Njoki was pregnant and had just moved to Eldoret, Kenya with her husband when a routine exam revealed that she was HIV-positive. She urged her husband to get tested as well. Instead, he abandoned Njoki, leaving her pregnant with no source of support.
Njoki became one of our first clients at the Family Preservation Initiative, founded in 2003 in response to the needs of our patients, the majority of whom are among the poorest people in the world. Sick themselves and lacking basic human necessities, many patients have lost their spouse to the disease and are the sole support for multiple vulnerable children.
Due to the stigma of HIV/AIDS that still endures in many regions of western Kenya, patients are often cut off from their family networks when they discover their HIV status. Others lose their jobs out of employers' fear of them spreading the disease. "Before FPI, I was going through many things," Njoki says. "I was not getting food, my landlord was coming to my house and disturbing me, he was closing my house."
Njoki was trained in beadwork, but business was slow at first. "FPI gave me a loan to get materials and expand," she says. "After getting the loan, I started being very serious with my job."
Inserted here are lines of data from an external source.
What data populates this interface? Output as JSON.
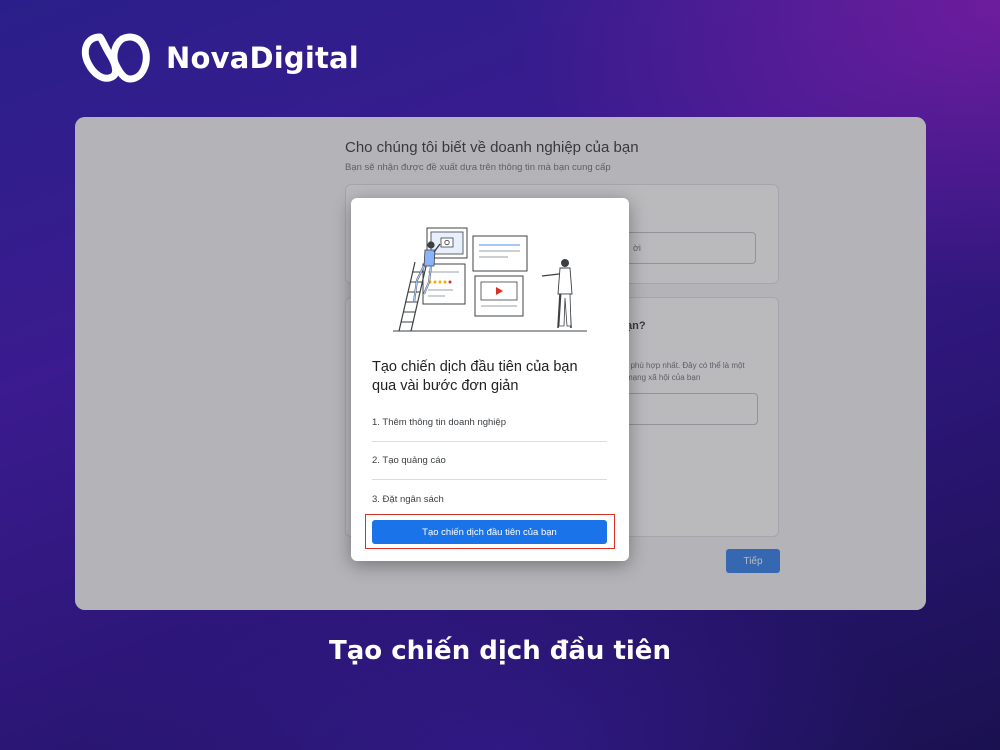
{
  "brand": {
    "name": "NovaDigital",
    "logo_icon": "brand-logo-icon"
  },
  "background_page": {
    "title": "Cho chúng tôi biết về doanh nghiệp của bạn",
    "subtitle": "Bạn sẽ nhận được đề xuất dựa trên thông tin mà bạn cung cấp",
    "card1_input_text": "ời",
    "card2_question": "ạn?",
    "card2_hint_line1": ", phù hợp nhất. Đây có thể là một",
    "card2_hint_line2": "mạng xã hội của bạn",
    "next_button": "Tiếp"
  },
  "modal": {
    "title_line1": "Tạo chiến dịch đầu tiên của bạn",
    "title_line2": "qua vài bước đơn giản",
    "steps": [
      "1. Thêm thông tin doanh nghiệp",
      "2. Tạo quảng cáo",
      "3. Đặt ngân sách"
    ],
    "cta_button": "Tạo chiến dịch đầu tiên của bạn",
    "accent_color": "#1a73e8",
    "highlight_color": "#d93025"
  },
  "caption": "Tạo chiến dịch đầu tiên"
}
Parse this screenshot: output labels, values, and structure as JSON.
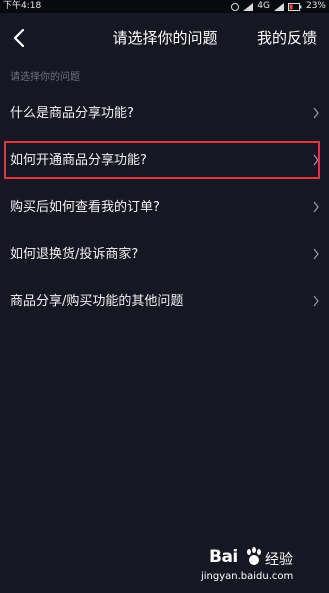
{
  "status_bar": {
    "time": "下午4:18",
    "network": "4G",
    "battery": "23%"
  },
  "header": {
    "back_icon": "chevron-left-icon",
    "title": "请选择你的问题",
    "feedback": "我的反馈"
  },
  "section_label": "请选择你的问题",
  "faq": {
    "items": [
      {
        "label": "什么是商品分享功能?"
      },
      {
        "label": "如何开通商品分享功能?"
      },
      {
        "label": "购买后如何查看我的订单?"
      },
      {
        "label": "如何退换货/投诉商家?"
      },
      {
        "label": "商品分享/购买功能的其他问题"
      }
    ],
    "highlighted_index": 1
  },
  "watermark": {
    "logo": "Bai",
    "brand": "经验",
    "url": "jingyan.baidu.com"
  },
  "colors": {
    "background": "#161723",
    "status_bar": "#090a10",
    "highlight": "#e1353c",
    "muted_text": "#6f7080",
    "text": "#f2f2f2"
  }
}
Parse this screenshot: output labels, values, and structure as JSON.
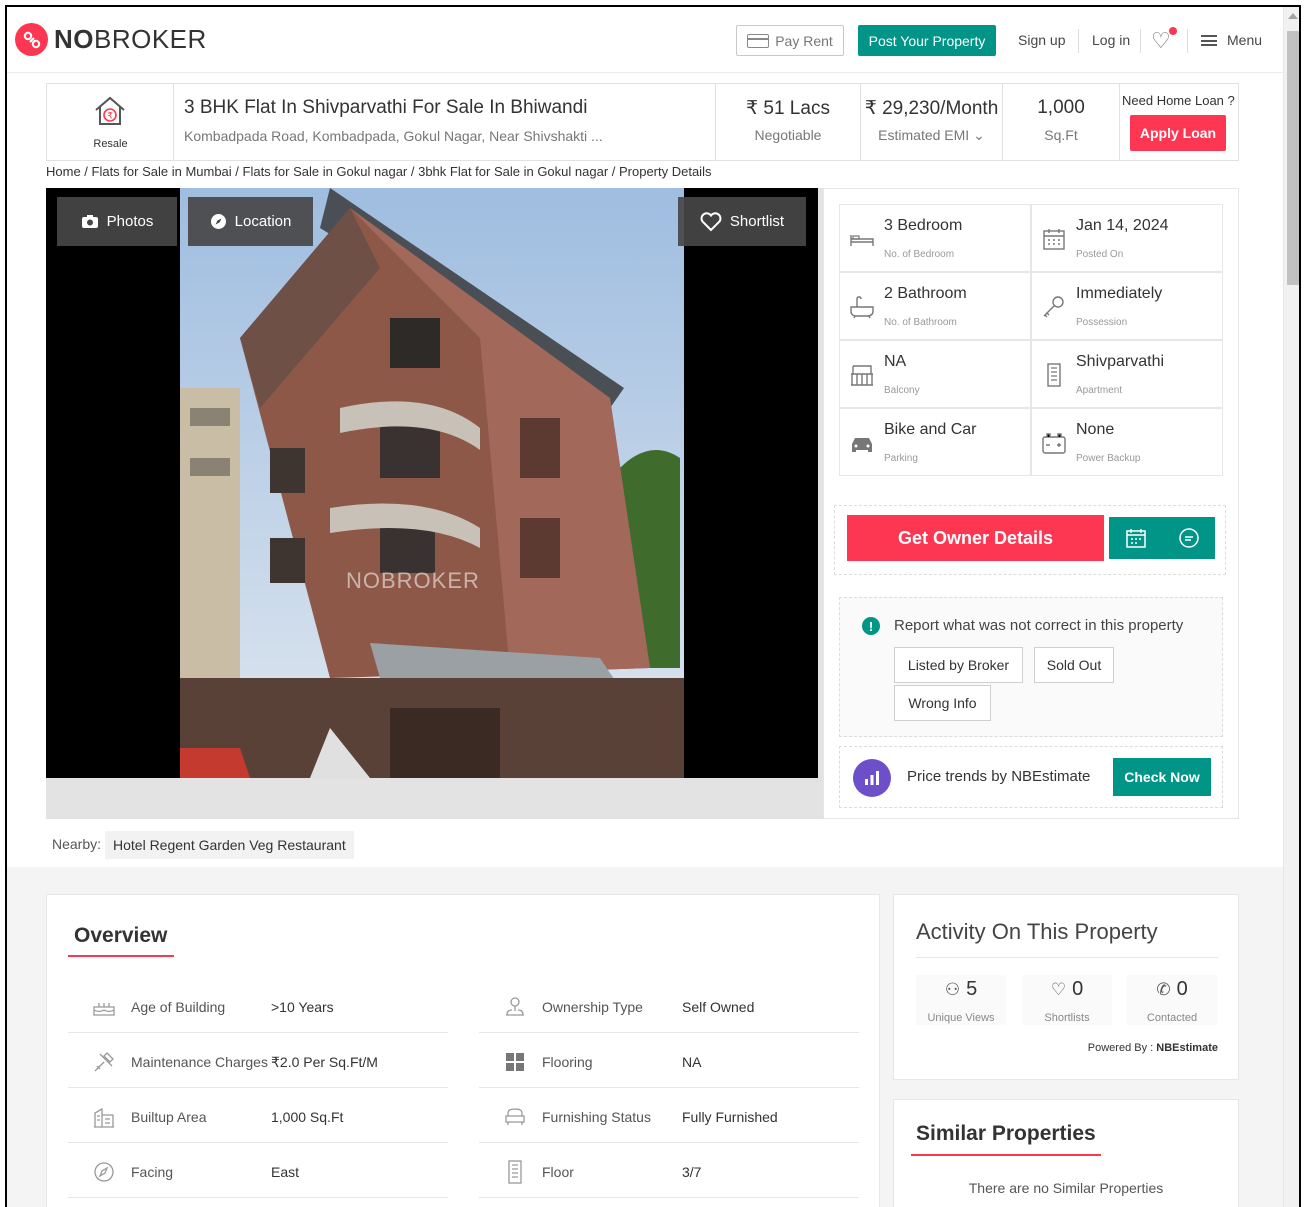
{
  "header": {
    "logo_prefix": "NO",
    "logo_suffix": "BROKER",
    "pay_rent": "Pay Rent",
    "post_property": "Post Your Property",
    "sign_up": "Sign up",
    "log_in": "Log in",
    "menu": "Menu"
  },
  "property": {
    "badge": "Resale",
    "title": "3 BHK Flat In Shivparvathi For Sale In Bhiwandi",
    "address": "Kombadpada Road, Kombadpada, Gokul Nagar, Near Shivshakti ...",
    "price": "₹ 51 Lacs",
    "price_note": "Negotiable",
    "emi": "₹ 29,230/Month",
    "emi_note": "Estimated EMI",
    "area": "1,000",
    "area_unit": "Sq.Ft",
    "loan_question": "Need Home Loan ?",
    "loan_button": "Apply Loan"
  },
  "breadcrumb": "Home / Flats for Sale in Mumbai / Flats for Sale in Gokul nagar / 3bhk Flat for Sale in Gokul nagar / Property Details",
  "gallery": {
    "photos": "Photos",
    "location": "Location",
    "shortlist": "Shortlist",
    "watermark": "NOBROKER"
  },
  "specs": [
    {
      "value": "3 Bedroom",
      "label": "No. of Bedroom",
      "icon": "bed-icon"
    },
    {
      "value": "Jan 14, 2024",
      "label": "Posted On",
      "icon": "calendar-icon"
    },
    {
      "value": "2 Bathroom",
      "label": "No. of Bathroom",
      "icon": "bathtub-icon"
    },
    {
      "value": "Immediately",
      "label": "Possession",
      "icon": "key-icon"
    },
    {
      "value": "NA",
      "label": "Balcony",
      "icon": "balcony-icon"
    },
    {
      "value": "Shivparvathi",
      "label": "Apartment",
      "icon": "building-icon"
    },
    {
      "value": "Bike and Car",
      "label": "Parking",
      "icon": "car-icon"
    },
    {
      "value": "None",
      "label": "Power Backup",
      "icon": "battery-icon"
    }
  ],
  "owner": {
    "button": "Get Owner Details"
  },
  "report": {
    "title": "Report what was not correct in this property",
    "options": [
      "Listed by Broker",
      "Sold Out",
      "Wrong Info"
    ]
  },
  "trends": {
    "text": "Price trends by NBEstimate",
    "button": "Check Now"
  },
  "nearby": {
    "label": "Nearby:",
    "places": [
      "Hotel Regent Garden Veg Restaurant"
    ]
  },
  "overview": {
    "title": "Overview",
    "left": [
      {
        "label": "Age of Building",
        "value": ">10 Years",
        "icon": "cake-icon"
      },
      {
        "label": "Maintenance Charges",
        "value": "₹2.0 Per Sq.Ft/M",
        "icon": "tools-icon"
      },
      {
        "label": "Builtup Area",
        "value": "1,000 Sq.Ft",
        "icon": "building-area-icon"
      },
      {
        "label": "Facing",
        "value": "East",
        "icon": "compass-icon"
      }
    ],
    "right": [
      {
        "label": "Ownership Type",
        "value": "Self Owned",
        "icon": "ownership-icon"
      },
      {
        "label": "Flooring",
        "value": "NA",
        "icon": "tiles-icon"
      },
      {
        "label": "Furnishing Status",
        "value": "Fully Furnished",
        "icon": "sofa-icon"
      },
      {
        "label": "Floor",
        "value": "3/7",
        "icon": "floor-icon"
      }
    ]
  },
  "activity": {
    "title": "Activity On This Property",
    "stats": [
      {
        "count": "5",
        "label": "Unique Views",
        "icon": "user-icon"
      },
      {
        "count": "0",
        "label": "Shortlists",
        "icon": "heart-icon"
      },
      {
        "count": "0",
        "label": "Contacted",
        "icon": "phone-icon"
      }
    ],
    "powered_label": "Powered By :",
    "powered_brand": "NBEstimate"
  },
  "similar": {
    "title": "Similar Properties",
    "empty": "There are no Similar Properties"
  }
}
Three years later, Njoki is now a manager at our Imani Workshops program, which provides employment and training opportunities for approximately 100 single mothers like her. "I'm able to pay my house rent, I'm able to get my daily bread," Njoki says. "At first, I was feeling so hopeless but for now, life has changed. I'm stable, and at first I was seeing as if I'm dying, but now I'm hoping to live."